◆ Your assignment: Locate every line in the records below that contains the word "JSON", and copy each one.

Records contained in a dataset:
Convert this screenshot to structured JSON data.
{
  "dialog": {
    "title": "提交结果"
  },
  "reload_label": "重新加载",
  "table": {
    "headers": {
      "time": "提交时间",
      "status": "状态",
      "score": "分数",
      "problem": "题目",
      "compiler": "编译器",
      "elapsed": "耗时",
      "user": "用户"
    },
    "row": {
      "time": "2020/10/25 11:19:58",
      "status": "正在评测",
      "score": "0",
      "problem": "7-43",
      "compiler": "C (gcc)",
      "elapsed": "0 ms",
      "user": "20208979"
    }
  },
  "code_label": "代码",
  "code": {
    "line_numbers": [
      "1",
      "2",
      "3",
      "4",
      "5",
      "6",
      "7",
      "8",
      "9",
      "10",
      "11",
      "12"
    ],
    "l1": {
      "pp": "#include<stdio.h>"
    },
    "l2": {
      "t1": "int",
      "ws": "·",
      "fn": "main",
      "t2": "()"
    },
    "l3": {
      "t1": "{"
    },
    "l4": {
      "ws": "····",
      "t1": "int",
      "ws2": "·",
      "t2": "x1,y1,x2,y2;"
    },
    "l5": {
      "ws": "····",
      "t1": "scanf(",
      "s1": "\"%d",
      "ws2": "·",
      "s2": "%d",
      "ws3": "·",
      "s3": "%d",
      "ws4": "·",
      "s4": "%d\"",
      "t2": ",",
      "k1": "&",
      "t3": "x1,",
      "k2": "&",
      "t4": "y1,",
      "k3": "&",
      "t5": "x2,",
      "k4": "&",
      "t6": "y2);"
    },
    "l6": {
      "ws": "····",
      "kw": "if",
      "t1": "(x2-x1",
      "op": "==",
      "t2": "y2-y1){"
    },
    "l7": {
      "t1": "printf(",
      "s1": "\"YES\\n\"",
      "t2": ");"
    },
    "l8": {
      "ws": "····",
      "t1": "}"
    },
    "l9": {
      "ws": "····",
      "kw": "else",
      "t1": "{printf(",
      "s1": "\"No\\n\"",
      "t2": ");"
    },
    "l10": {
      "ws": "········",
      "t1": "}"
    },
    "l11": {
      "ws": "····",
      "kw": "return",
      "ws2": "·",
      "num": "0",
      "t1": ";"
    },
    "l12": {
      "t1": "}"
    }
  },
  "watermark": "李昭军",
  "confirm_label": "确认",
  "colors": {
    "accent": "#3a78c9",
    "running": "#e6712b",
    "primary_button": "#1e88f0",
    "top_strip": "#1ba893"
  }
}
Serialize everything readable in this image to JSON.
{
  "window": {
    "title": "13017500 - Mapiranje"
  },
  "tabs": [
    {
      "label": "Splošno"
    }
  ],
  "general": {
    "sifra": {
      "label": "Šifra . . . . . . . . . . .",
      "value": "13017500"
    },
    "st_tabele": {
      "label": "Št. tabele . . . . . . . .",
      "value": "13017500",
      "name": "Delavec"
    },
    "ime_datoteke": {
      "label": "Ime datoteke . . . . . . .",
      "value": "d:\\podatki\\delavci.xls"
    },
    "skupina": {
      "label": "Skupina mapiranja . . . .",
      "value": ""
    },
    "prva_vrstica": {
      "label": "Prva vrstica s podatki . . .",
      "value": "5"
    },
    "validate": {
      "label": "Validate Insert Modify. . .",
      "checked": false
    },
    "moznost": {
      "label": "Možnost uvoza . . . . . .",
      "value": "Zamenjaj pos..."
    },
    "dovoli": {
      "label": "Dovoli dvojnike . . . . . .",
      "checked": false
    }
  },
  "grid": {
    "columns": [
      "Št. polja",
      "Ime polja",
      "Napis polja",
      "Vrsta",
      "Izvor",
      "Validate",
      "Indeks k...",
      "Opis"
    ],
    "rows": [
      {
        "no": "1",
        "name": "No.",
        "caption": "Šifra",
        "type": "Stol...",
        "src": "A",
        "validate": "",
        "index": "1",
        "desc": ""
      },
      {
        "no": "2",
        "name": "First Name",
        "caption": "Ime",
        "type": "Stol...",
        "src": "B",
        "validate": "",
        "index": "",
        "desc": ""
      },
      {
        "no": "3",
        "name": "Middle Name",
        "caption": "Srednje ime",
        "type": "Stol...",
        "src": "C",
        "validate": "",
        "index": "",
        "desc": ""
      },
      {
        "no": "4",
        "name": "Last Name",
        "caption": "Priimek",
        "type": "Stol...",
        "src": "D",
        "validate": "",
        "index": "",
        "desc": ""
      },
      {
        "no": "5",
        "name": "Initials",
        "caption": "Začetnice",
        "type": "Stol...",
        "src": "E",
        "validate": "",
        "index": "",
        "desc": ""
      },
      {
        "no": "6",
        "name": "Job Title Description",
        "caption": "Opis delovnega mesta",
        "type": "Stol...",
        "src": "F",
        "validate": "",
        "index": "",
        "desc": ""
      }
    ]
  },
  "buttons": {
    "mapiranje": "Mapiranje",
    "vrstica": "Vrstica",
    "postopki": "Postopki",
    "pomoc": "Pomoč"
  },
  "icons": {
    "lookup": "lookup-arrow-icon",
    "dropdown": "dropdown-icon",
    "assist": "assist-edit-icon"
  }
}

◆ Solution to the exercise:
Convert this screenshot to structured JSON data.
Serialize everything readable in this image to JSON.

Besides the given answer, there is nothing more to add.